> _What is required_
Some lines in the listing hold the word "YidongyiApplication". Return each of them.

> _Material for the task_
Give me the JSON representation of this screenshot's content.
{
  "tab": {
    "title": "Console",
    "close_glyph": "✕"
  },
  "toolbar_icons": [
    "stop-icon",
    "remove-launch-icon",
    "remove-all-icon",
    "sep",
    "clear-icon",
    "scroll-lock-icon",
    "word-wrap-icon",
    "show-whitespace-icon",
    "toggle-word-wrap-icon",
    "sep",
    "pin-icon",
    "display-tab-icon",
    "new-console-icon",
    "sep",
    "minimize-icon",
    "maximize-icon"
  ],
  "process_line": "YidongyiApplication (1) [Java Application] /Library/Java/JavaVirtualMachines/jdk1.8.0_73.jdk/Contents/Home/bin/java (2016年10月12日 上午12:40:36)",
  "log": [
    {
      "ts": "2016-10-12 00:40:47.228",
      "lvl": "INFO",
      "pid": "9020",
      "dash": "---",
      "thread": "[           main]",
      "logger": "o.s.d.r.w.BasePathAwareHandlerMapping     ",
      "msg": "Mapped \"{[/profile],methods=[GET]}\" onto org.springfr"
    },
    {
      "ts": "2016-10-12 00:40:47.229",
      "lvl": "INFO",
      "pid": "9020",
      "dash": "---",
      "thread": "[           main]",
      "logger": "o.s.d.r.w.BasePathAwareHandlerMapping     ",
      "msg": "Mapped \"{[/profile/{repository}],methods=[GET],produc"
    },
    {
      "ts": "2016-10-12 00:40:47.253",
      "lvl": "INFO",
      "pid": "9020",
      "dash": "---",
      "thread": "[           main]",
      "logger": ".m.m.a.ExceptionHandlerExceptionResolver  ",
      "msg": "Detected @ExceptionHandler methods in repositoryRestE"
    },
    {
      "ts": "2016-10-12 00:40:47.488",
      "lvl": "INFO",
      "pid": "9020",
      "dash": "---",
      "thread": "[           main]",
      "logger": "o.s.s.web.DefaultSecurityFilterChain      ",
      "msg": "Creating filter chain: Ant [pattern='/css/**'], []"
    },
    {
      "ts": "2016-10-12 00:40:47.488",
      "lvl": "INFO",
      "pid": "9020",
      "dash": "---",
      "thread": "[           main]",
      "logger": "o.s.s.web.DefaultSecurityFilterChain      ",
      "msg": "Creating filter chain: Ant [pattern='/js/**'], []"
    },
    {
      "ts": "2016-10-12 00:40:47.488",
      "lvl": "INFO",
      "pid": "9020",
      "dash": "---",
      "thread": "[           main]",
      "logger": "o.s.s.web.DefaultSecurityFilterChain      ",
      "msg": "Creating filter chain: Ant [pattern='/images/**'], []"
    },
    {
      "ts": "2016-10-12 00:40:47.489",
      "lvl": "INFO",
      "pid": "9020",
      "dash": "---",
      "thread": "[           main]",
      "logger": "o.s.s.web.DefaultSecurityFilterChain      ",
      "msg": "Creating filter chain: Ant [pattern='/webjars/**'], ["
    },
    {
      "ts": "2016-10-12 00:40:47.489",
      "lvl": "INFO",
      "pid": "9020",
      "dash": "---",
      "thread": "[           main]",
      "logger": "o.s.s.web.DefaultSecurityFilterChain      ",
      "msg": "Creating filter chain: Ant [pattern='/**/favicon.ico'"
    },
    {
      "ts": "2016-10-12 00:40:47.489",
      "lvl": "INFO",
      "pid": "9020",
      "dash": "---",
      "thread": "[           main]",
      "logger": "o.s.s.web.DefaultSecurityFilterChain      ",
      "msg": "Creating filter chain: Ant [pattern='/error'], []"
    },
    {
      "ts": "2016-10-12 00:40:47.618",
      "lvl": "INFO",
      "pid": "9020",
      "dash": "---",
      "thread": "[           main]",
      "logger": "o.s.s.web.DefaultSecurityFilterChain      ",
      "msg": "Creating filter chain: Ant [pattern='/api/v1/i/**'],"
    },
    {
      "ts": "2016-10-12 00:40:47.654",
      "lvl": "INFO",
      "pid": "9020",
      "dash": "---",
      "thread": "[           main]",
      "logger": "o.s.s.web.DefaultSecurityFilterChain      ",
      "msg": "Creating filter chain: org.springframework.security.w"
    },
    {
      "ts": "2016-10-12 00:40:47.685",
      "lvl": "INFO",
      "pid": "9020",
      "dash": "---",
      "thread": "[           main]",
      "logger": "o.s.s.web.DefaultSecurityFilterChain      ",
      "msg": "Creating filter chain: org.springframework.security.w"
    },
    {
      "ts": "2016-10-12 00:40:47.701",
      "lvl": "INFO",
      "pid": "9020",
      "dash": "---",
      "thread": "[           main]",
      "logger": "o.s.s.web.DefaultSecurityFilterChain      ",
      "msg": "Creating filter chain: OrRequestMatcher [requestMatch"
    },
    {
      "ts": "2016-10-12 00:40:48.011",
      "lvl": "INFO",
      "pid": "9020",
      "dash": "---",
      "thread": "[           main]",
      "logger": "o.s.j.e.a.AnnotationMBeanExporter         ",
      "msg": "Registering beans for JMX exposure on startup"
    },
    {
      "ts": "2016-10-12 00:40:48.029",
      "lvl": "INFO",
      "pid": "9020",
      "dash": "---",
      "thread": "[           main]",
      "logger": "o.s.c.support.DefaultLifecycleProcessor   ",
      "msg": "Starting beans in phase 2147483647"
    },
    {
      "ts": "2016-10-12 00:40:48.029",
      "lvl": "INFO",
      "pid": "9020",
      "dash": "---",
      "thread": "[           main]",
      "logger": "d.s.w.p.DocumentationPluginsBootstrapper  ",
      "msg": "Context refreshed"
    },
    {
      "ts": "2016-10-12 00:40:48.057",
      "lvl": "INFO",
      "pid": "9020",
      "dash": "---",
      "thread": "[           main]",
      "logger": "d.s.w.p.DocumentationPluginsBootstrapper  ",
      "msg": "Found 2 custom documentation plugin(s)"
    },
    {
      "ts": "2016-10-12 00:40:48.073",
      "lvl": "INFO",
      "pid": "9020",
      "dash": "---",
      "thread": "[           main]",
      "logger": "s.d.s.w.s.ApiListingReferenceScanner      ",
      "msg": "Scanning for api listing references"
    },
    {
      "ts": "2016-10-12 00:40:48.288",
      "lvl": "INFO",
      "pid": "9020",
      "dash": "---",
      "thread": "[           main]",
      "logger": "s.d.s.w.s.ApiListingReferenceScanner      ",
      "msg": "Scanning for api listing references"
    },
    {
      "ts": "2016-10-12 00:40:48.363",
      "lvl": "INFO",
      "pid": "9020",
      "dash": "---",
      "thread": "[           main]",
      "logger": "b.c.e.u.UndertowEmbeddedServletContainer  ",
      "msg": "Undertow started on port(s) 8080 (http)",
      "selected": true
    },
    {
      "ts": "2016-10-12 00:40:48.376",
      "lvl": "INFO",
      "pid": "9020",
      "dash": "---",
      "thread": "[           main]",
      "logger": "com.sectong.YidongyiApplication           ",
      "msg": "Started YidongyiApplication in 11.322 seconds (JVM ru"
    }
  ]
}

> _Output for this task_
  "process_line": "YidongyiApplication (1) [Java Application] /Library/Java/JavaVirtualMachines/jdk1.8.0_73.jdk/Contents/Home/bin/java (2016年10月12日 上午12:40:36)",
      "logger": "com.sectong.YidongyiApplication           ",
      "msg": "Started YidongyiApplication in 11.322 seconds (JVM ru"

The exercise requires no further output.